- Over at Grey Goo Games, they've pointed out that the latest issue of Playboy has a 'video game blowout', and as they say: "For those of you without the latest issue on hand there are additional extended interviews on Playboy’s website" - including ones with Phil Harrison, Dave Jaffe, Tim Schafer, and more - and all of which are extremely readable. Uhh... go Playboy?

- A couple of folks have referenced Valleywag's rather amusing 'Field Guide: The Six Types Of Journalists (And How To Deal With Them)', which - yes - is dealing with the tech journalist rather than the game journalist. But I'm pretty sure that a lot of the stereotypes fit into the game biz - particularly phrases like: "Being a cub reporter isn't just a career phase; it's a lifestyle." Can anyone list the six different types of game journalist, then?

- Regular GSW readers will know that we like printing items on the fighting game scene, and James Chen's super-detailed retrospective of the Evolution 2007 fighting game championships is well worth reading for coverage on the micro-scenes, even if you're not a player yourself: "I firmly believe a strong community generates a strong game. And what, exactly, do I mean by a "strong" game? I am referring to how a game is received by the Fighting Game community as a whole, not how well the game is designed and such."

- In my native UK, the inaugural Games Media Awards have just been given out, and Kieron Gillen has a slightly sodden account of the whole evening, which had a regrettably PR/profit-driven background, but actually gave out some awards I agreed with. Kieron sez: "Here’s the secret: the awards don’t really matter. Actively boycotting them makes them matter, because it implies the results of any award ceremony are worth getting pissed off over rather than just rolling your eyes. It also makes you a big dirty prima donna who has an incredibly over-developed sense of your own importance."

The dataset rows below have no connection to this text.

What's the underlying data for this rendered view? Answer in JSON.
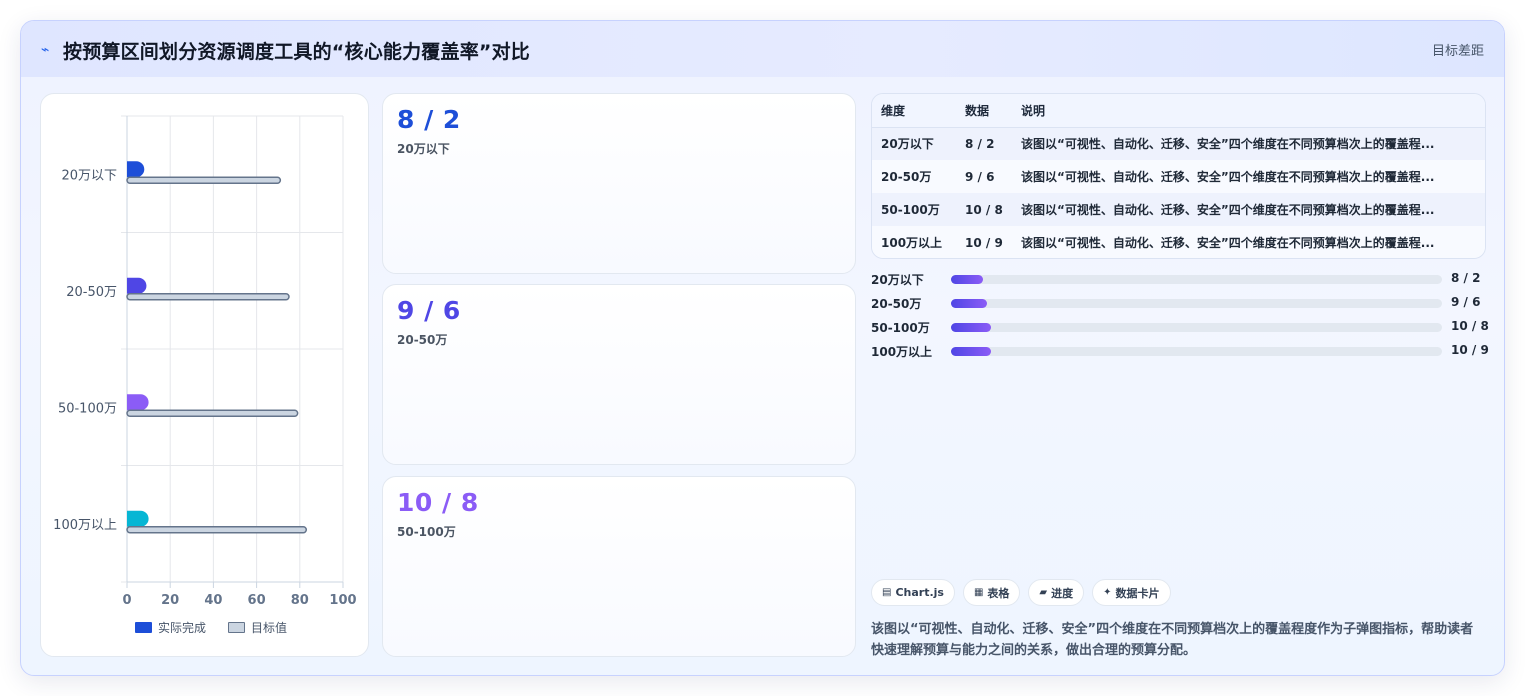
{
  "header": {
    "logo_icon": "sparkline-icon",
    "logo_glyph": "⌁",
    "title": "按预算区间划分资源调度工具的“核心能力覆盖率”对比",
    "target_label": "目标差距"
  },
  "chart_data": {
    "type": "bar",
    "orientation": "horizontal",
    "categories": [
      "20万以下",
      "20-50万",
      "50-100万",
      "100万以上"
    ],
    "series": [
      {
        "name": "实际完成",
        "values": [
          8,
          9,
          10,
          10
        ],
        "colors": [
          "#1d4ed8",
          "#4f46e5",
          "#8b5cf6",
          "#06b6d4"
        ]
      },
      {
        "name": "目标值",
        "values": [
          71,
          75,
          79,
          83
        ],
        "color": "#cbd5e1",
        "border": "#64748b"
      }
    ],
    "xlim": [
      0,
      100
    ],
    "xticks": [
      "0",
      "20",
      "40",
      "60",
      "80",
      "100"
    ],
    "grid": true,
    "legend_position": "bottom"
  },
  "kpis": [
    {
      "value": "8 / 2",
      "label": "20万以下",
      "color": "#1d4ed8"
    },
    {
      "value": "9 / 6",
      "label": "20-50万",
      "color": "#4f46e5"
    },
    {
      "value": "10 / 8",
      "label": "50-100万",
      "color": "#8b5cf6"
    }
  ],
  "table": {
    "headers": [
      "维度",
      "数据",
      "说明"
    ],
    "rows": [
      [
        "20万以下",
        "8 / 2",
        "该图以“可视性、自动化、迁移、安全”四个维度在不同预算档次上的覆盖程..."
      ],
      [
        "20-50万",
        "9 / 6",
        "该图以“可视性、自动化、迁移、安全”四个维度在不同预算档次上的覆盖程..."
      ],
      [
        "50-100万",
        "10 / 8",
        "该图以“可视性、自动化、迁移、安全”四个维度在不同预算档次上的覆盖程..."
      ],
      [
        "100万以上",
        "10 / 9",
        "该图以“可视性、自动化、迁移、安全”四个维度在不同预算档次上的覆盖程..."
      ]
    ]
  },
  "progress": [
    {
      "label": "20万以下",
      "value": "8 / 2",
      "fraction": 0.066
    },
    {
      "label": "20-50万",
      "value": "9 / 6",
      "fraction": 0.074
    },
    {
      "label": "50-100万",
      "value": "10 / 8",
      "fraction": 0.082
    },
    {
      "label": "100万以上",
      "value": "10 / 9",
      "fraction": 0.082
    }
  ],
  "pills": [
    {
      "icon": "▤",
      "label": "Chart.js"
    },
    {
      "icon": "▦",
      "label": "表格"
    },
    {
      "icon": "▰",
      "label": "进度"
    },
    {
      "icon": "✦",
      "label": "数据卡片"
    }
  ],
  "description": "该图以“可视性、自动化、迁移、安全”四个维度在不同预算档次上的覆盖程度作为子弹图指标，帮助读者快速理解预算与能力之间的关系，做出合理的预算分配。"
}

- Former colleague Jane Pinckard continues to post thoughtful, un-Au-like editorials on games for GigaOm, and her latest is called 'What Can Games Learn from Music’s Mistakes?'. Notably, it includes a genuinely interesting, odd concept entwined in there somewhere: "Kim Pallister, who works on strategy for Microsoft Casual Games, noted this when I asked him what he thought games could learn from the music industry. 'A really interesting thing is to think about the ‘If it’s all free, the money’s in concerts/live performance’ angle for music. Is there an equivalent for games?'" Whoa, brainfreeze.

- Finally, you might know Alexander Brandon's music from games like Tyrian, Unreal Tournament, and Deus Ex - here's his MobyGames profile. Well, nowadays the former Game Developer magazine audio columnist (and old Kosmic-related .MOD scene colleague of mine) is working over at Obsidian - most recently on the Neverwinter Nights 2 expansion, which he recently blogged about. He's also launched a new non-soundtrack website, sensibly called Alexanderbrandon.net, where you can cower beneath his visage and listen to/buy his latest non-soundtrack catchy synth album, which is less Celtic than the artwork might lead you to expect. (He's now working on the Aliens RPG soundtrack, the lucky blighter.)